**Exercise:**
How many lines in the entries below include the word "selected"? Respond with the number only.

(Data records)
*-*-*

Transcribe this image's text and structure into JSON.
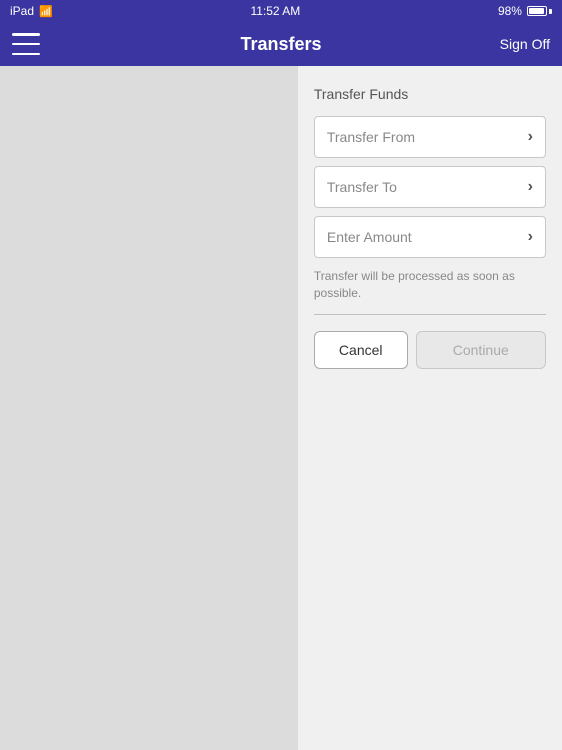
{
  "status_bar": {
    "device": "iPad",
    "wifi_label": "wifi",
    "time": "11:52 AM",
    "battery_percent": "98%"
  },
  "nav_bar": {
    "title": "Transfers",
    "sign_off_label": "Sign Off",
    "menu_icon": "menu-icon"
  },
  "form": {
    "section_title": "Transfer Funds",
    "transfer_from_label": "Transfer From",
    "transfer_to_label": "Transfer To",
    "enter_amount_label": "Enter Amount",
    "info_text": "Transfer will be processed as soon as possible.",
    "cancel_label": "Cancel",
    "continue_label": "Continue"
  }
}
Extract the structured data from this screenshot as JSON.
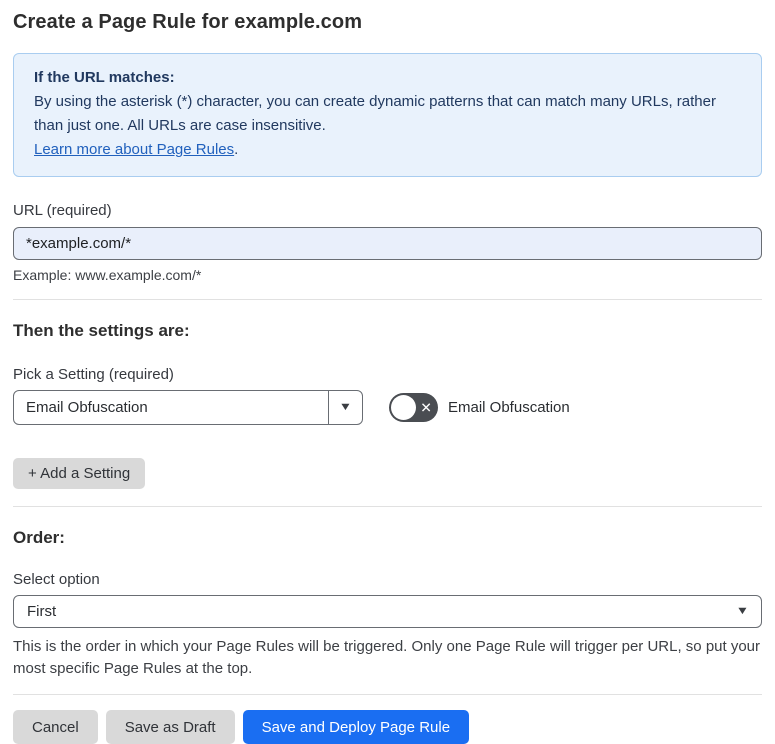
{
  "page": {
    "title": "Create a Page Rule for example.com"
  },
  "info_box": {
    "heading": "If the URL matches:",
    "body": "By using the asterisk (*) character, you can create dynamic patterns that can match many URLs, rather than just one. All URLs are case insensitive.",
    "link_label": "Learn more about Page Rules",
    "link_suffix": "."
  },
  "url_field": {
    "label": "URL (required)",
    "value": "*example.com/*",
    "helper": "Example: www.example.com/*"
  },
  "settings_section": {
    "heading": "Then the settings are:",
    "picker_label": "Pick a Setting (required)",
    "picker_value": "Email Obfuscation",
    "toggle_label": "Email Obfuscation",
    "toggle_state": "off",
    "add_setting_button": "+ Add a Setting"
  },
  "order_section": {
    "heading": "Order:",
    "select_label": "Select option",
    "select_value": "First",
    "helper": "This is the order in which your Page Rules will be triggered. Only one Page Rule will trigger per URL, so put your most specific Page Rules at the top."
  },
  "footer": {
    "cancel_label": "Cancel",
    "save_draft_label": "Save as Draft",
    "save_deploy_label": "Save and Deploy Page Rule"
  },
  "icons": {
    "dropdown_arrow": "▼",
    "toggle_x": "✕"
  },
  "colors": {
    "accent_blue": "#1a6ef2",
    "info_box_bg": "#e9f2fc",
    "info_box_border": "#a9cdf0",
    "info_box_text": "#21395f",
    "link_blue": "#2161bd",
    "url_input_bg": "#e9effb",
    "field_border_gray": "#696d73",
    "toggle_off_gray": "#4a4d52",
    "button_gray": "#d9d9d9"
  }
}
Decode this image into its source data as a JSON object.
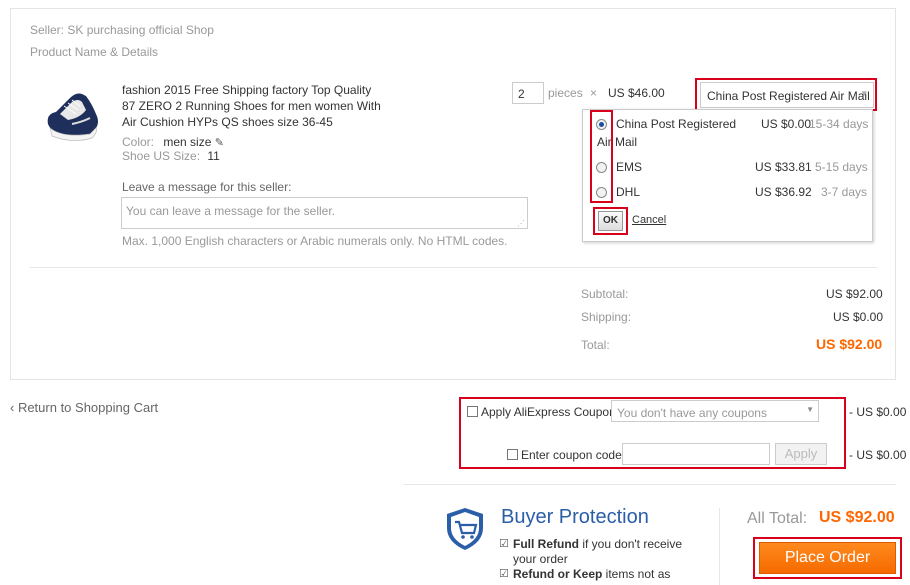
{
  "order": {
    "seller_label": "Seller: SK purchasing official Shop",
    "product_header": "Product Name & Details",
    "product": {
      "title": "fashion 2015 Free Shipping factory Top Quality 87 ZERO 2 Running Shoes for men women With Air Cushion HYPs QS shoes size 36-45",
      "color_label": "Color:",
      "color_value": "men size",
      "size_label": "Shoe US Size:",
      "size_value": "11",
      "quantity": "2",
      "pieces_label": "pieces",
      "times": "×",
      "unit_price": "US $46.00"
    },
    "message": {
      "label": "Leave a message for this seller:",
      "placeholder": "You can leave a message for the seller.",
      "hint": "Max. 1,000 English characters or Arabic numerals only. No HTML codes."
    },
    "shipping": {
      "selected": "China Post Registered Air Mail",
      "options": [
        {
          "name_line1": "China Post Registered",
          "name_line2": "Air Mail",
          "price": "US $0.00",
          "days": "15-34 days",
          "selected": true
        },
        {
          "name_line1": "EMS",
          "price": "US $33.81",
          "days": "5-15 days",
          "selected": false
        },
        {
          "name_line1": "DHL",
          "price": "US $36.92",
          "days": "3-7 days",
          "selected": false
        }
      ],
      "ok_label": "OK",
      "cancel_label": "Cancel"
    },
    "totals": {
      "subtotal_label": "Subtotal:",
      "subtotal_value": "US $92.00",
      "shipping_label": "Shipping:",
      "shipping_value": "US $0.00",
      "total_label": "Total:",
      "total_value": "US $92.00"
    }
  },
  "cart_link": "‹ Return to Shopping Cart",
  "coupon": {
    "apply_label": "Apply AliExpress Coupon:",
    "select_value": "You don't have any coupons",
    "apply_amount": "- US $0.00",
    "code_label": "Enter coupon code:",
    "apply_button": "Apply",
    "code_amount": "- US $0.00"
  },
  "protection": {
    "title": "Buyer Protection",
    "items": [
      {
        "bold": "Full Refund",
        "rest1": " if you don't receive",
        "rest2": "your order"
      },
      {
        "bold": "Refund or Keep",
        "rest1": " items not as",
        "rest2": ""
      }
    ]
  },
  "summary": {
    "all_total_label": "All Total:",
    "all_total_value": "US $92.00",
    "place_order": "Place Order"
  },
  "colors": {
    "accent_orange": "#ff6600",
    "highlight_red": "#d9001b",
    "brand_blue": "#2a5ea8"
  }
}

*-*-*

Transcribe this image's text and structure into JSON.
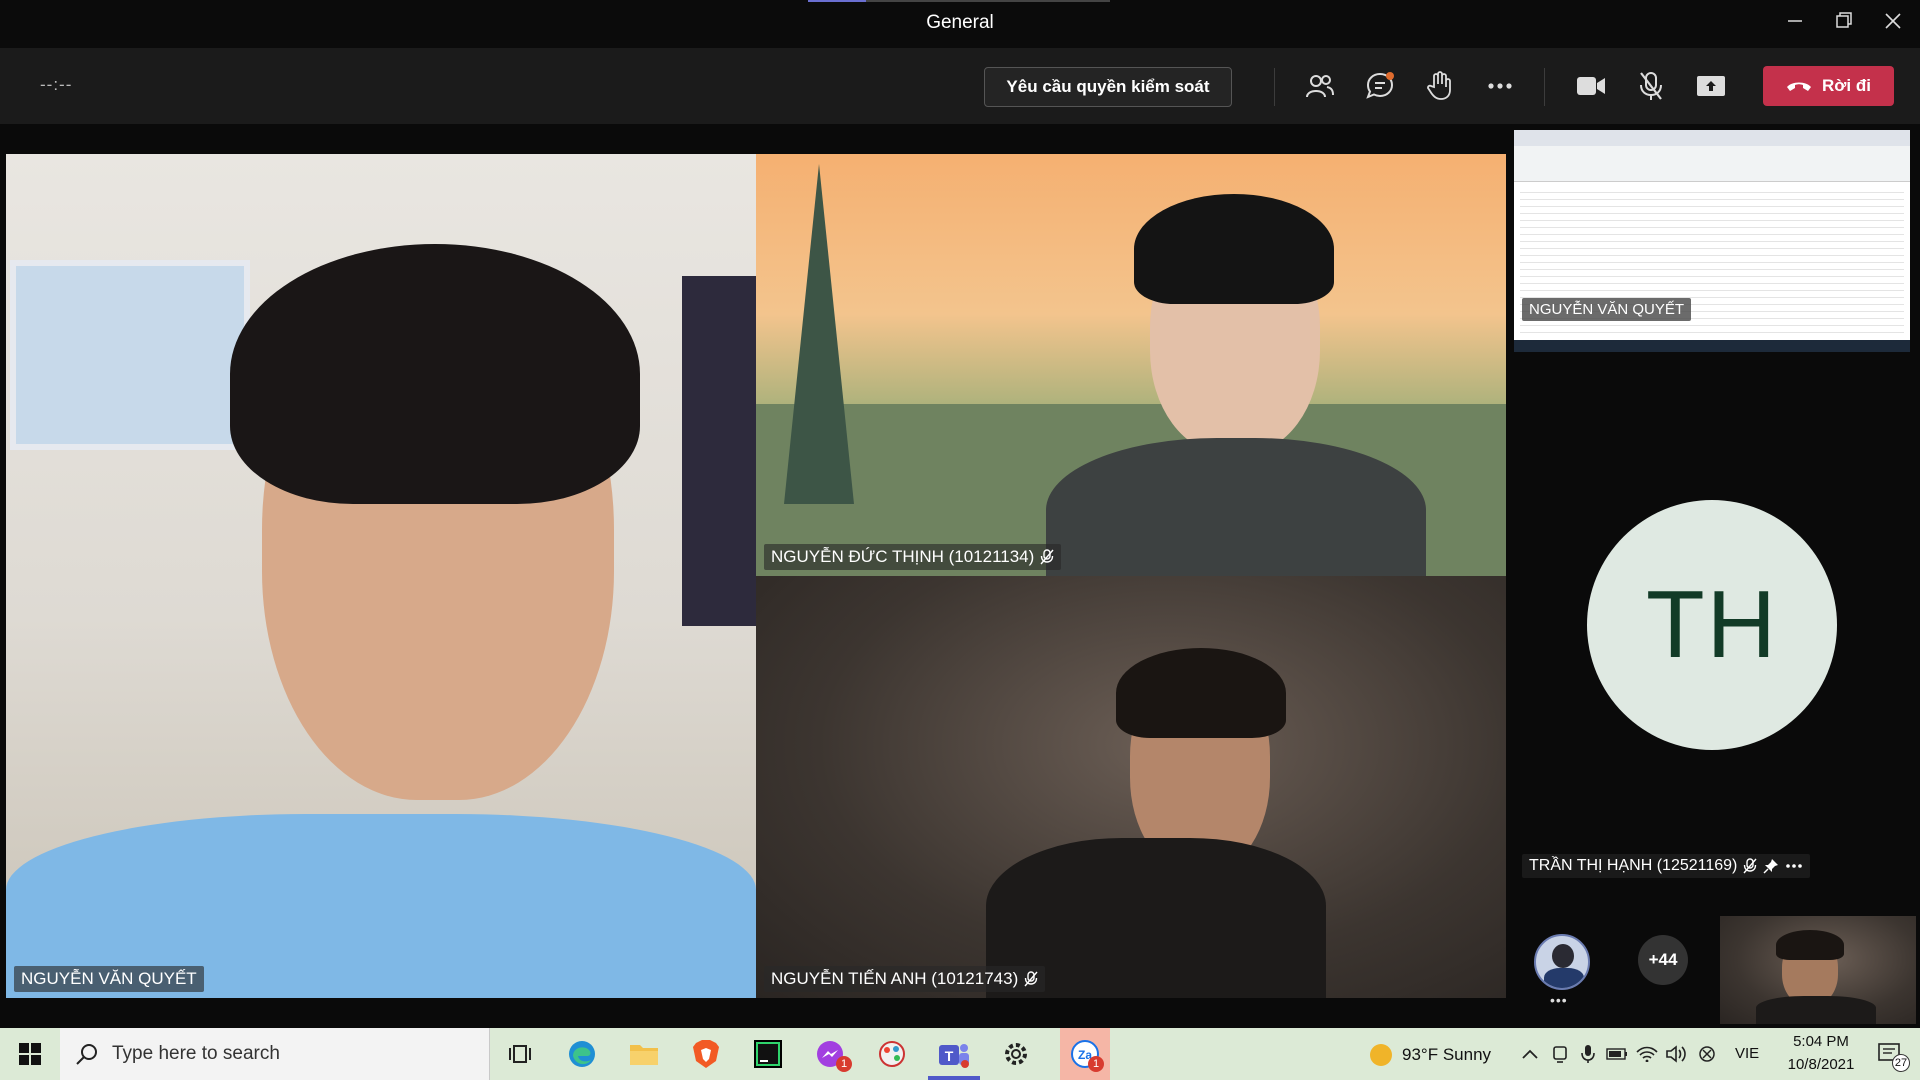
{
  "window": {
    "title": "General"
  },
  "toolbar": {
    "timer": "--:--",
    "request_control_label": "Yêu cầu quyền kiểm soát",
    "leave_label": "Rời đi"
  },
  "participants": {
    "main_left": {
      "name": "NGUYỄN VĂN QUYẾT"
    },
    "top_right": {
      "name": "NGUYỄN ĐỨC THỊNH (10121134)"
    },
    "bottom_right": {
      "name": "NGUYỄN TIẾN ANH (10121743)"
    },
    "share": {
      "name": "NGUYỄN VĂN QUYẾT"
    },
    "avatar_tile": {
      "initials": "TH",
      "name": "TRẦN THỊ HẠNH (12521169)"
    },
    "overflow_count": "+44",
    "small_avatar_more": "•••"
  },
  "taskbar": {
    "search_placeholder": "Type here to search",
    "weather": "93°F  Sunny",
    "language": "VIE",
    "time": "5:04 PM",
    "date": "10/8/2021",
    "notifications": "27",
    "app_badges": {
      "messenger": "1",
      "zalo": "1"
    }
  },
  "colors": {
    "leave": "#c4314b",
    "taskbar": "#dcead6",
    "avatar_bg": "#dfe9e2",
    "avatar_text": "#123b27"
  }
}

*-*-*

**Exercise answer:**
4